▸ **RECORDS PROVIDED**
* * * *

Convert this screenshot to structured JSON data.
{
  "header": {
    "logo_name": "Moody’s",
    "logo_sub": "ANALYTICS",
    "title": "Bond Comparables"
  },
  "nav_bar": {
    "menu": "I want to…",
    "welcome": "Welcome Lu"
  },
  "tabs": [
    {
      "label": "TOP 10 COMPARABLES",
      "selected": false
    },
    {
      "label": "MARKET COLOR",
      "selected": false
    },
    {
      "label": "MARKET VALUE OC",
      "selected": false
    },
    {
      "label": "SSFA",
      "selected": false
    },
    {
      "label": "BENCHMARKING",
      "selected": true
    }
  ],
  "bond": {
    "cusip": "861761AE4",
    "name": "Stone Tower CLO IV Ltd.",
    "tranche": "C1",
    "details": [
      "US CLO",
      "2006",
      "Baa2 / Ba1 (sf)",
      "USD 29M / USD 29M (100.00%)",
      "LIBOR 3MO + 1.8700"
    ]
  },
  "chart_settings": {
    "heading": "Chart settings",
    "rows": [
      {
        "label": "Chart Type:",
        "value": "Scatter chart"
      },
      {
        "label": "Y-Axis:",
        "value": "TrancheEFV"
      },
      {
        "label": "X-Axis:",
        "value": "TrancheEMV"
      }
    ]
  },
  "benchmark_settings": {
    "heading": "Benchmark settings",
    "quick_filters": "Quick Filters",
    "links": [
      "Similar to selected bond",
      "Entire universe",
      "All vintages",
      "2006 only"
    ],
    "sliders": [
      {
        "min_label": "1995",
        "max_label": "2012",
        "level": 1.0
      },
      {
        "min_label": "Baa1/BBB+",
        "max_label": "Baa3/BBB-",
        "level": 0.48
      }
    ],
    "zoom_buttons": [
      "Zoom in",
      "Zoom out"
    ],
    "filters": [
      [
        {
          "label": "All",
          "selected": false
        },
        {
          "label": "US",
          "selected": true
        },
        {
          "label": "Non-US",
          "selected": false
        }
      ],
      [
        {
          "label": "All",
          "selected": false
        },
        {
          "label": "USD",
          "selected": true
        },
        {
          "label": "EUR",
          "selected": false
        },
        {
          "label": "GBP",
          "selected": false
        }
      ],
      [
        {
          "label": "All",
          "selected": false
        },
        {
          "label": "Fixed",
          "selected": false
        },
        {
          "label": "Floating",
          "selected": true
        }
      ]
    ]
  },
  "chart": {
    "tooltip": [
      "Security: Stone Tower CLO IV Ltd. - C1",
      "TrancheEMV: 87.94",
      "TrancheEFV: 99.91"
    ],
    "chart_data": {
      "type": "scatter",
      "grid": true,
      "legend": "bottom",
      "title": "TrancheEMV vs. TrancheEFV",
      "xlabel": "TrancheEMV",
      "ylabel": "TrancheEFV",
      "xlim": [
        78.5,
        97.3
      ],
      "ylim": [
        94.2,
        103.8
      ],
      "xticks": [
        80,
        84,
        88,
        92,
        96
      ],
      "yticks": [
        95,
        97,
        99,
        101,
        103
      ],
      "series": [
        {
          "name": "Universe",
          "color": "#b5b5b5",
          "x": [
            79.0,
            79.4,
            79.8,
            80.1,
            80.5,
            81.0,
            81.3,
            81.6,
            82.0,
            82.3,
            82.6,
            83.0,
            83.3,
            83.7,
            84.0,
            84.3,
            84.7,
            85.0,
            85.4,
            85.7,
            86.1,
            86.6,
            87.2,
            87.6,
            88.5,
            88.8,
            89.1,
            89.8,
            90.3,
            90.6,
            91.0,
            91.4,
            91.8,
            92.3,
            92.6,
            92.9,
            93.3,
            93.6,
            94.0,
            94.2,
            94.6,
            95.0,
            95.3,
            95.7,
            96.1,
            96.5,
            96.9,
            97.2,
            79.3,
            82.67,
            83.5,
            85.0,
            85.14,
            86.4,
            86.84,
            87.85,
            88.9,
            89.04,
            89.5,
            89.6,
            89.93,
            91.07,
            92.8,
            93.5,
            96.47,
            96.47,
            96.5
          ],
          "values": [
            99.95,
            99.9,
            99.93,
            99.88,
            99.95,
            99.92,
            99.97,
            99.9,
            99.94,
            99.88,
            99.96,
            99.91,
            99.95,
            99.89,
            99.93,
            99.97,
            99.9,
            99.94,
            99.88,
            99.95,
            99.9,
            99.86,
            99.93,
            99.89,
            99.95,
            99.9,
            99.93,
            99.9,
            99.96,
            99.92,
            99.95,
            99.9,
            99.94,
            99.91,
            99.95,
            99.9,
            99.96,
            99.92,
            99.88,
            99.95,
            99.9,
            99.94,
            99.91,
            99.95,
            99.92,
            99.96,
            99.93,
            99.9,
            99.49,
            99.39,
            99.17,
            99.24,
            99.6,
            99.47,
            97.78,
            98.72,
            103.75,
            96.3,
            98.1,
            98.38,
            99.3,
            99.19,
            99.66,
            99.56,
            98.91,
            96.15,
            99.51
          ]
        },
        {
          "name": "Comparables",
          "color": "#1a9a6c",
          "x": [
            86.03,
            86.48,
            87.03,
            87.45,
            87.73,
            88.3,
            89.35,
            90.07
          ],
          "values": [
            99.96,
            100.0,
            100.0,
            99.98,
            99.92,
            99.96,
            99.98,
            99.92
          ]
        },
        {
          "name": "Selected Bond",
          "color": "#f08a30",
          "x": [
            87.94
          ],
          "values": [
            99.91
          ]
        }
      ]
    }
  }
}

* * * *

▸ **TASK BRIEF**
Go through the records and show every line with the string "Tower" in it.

▸ **YOUR SOLUTION**
    "name": "Stone Tower CLO IV Ltd.",
      "Security: Stone Tower CLO IV Ltd. - C1",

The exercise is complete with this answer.